>> With A Single Man opening in limited release this Friday, Dec. 11 — apparently Aline Weber has a cameo — Tom Ford has been on a serious press blitz this week. Monday, he had 20 television and 12 print interviews; last night, he appeared on Late Night with Jimmy Fallon — video here; and this morning, it was appearances on Good Morning America and The Martha Stewart Show. But film promotion isn't the only thing on his mind — in the December/January 2010 issue of Interview, Ford explains why he's gone the Karl Lagerfeld route and started to photograph a lot of his advertising images himself:
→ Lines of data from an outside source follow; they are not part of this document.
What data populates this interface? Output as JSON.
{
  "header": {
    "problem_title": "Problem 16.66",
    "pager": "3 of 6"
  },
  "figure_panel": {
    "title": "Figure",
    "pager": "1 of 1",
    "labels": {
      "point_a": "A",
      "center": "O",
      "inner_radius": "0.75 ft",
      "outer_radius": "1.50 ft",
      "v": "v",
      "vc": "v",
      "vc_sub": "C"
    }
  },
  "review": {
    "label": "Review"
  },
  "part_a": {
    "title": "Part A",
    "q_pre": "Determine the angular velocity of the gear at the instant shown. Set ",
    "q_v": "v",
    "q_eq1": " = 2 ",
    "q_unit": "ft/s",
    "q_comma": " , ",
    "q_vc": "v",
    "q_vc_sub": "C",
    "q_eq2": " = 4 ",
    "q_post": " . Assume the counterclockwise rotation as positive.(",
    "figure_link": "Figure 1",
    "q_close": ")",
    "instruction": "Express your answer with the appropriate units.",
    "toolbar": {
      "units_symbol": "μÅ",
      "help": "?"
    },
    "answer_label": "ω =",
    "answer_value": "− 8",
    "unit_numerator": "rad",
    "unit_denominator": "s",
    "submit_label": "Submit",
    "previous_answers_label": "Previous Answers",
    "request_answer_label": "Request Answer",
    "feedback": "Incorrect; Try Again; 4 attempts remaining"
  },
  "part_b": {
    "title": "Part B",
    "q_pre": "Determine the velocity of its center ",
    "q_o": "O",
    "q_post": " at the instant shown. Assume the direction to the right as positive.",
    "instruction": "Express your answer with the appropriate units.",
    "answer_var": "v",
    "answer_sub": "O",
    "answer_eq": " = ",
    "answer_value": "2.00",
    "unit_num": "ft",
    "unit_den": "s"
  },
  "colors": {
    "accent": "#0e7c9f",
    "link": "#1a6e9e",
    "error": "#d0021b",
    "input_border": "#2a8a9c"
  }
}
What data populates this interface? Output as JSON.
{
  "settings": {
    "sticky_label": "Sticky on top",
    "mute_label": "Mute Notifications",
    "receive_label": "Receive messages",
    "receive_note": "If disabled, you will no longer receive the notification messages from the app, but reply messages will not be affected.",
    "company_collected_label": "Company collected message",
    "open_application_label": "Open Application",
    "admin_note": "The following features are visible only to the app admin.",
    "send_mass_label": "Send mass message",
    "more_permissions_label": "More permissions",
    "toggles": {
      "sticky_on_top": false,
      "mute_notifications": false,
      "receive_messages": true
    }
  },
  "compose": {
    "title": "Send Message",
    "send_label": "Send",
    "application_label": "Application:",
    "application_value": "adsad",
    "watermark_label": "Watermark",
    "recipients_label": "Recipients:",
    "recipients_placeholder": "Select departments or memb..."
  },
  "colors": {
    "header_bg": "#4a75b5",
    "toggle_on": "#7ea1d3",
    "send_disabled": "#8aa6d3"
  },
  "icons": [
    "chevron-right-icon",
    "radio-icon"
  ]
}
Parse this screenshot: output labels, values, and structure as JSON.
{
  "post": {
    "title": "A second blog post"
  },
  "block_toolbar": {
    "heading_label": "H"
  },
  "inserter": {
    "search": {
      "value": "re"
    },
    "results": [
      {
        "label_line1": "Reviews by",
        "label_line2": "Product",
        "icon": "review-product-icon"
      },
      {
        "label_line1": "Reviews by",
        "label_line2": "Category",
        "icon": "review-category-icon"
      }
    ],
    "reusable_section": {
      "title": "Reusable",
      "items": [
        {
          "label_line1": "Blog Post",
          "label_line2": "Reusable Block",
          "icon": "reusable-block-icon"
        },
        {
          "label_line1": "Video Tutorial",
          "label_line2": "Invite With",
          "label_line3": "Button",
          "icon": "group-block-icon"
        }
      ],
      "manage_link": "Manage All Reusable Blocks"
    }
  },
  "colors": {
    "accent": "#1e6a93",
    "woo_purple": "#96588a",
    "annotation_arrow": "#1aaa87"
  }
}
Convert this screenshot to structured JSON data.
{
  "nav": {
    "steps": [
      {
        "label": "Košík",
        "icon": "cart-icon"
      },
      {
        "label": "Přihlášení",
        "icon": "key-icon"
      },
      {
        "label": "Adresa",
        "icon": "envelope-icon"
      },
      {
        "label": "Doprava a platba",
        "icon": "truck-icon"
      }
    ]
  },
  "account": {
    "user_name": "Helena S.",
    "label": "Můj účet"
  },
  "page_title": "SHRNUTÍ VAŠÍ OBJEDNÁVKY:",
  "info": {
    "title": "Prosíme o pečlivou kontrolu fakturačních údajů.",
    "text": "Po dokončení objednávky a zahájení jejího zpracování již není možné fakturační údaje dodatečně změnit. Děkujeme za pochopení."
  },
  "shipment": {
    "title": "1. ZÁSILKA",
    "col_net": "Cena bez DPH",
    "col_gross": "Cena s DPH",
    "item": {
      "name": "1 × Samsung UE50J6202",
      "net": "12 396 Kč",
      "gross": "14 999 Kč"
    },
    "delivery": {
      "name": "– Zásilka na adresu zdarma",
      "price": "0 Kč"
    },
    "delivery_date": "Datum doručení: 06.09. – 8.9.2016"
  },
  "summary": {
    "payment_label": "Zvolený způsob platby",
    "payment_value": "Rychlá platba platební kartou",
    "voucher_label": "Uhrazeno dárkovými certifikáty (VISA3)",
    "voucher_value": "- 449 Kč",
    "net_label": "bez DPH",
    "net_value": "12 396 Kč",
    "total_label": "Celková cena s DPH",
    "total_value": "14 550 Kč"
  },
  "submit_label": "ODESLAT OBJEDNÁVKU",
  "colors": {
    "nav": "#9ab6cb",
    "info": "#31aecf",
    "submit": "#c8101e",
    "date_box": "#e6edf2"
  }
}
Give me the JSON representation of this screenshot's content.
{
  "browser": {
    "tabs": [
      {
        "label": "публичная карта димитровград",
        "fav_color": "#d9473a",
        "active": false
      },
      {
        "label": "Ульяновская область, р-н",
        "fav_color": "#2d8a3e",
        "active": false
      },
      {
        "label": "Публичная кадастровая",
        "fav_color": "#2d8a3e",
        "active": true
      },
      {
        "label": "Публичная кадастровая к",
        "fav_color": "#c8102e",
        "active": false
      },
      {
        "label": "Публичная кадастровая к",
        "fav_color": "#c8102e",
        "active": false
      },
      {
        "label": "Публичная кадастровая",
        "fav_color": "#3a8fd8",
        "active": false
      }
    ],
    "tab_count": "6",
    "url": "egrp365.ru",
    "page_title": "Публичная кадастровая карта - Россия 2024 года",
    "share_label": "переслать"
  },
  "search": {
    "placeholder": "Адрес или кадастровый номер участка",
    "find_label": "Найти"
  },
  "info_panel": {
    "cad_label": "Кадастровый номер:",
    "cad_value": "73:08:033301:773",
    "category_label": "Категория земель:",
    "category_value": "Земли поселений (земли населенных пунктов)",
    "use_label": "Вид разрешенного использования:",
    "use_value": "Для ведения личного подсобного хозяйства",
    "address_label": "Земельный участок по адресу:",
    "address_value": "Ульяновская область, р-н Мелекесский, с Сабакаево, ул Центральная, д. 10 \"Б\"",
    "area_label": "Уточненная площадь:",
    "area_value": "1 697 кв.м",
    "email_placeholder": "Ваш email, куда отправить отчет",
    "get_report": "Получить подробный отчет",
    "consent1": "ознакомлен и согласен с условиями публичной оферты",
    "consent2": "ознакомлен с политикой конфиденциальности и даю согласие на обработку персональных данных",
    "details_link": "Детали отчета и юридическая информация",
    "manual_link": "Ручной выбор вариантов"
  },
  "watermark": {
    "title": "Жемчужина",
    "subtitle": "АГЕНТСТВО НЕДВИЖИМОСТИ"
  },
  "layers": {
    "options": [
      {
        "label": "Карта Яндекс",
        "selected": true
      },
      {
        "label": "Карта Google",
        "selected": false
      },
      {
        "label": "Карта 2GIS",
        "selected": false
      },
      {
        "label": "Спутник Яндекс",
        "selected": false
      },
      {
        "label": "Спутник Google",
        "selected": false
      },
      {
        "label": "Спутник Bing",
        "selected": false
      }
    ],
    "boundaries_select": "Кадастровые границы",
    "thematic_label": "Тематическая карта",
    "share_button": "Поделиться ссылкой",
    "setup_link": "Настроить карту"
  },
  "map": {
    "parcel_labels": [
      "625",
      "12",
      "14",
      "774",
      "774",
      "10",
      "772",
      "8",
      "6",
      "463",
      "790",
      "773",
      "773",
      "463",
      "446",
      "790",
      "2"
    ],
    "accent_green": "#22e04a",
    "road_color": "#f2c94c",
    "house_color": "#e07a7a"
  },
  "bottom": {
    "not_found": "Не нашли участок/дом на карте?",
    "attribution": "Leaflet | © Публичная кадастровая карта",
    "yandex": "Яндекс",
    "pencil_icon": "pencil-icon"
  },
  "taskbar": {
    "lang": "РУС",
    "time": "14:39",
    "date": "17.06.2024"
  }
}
Even in fashion, it’s become ridiculous — 60 people to take a still photograph. I’ve started taking my own because I got so sick of all of that. I work with my one photo assistant, and a model, and hair and makeup, and that’s it. And, you know, I worked a good bit with Helmut Newton and with Richard Avedon, and the other day with David Bailey. For that whole school of photographers, it’s always been one assistant, one key light, one camera, one backdrop. And these guys worked on film. No one works on film anymore. I don’t shoot on film: That’s the only reason I can be a photographer. »I don’t shoot on film: That’s the only reason I can be a photographer. To be a photographer now, you just have to kind of catch a base image, and then you can rebuild it, rework it, recolor it. Those old guys like Newton and Avedon — and [Irving] Penn, who just died — were just incredible in the way they could pull off the images they did on film, with no retouching. They truly understood the mechanics of their craft. For most photographers today — I won’t necessarily mention names — you see a picture of 10 people in a magazine, and none of those people were shot together. They take the best head from here, stick it on the best body from that shot, move that over there, and you fill in, which is fine, but that’s a different kind of art — an impressionistic way of interpreting something. I don’t necessarily think it’s a bad thing, but it’s a different way of working.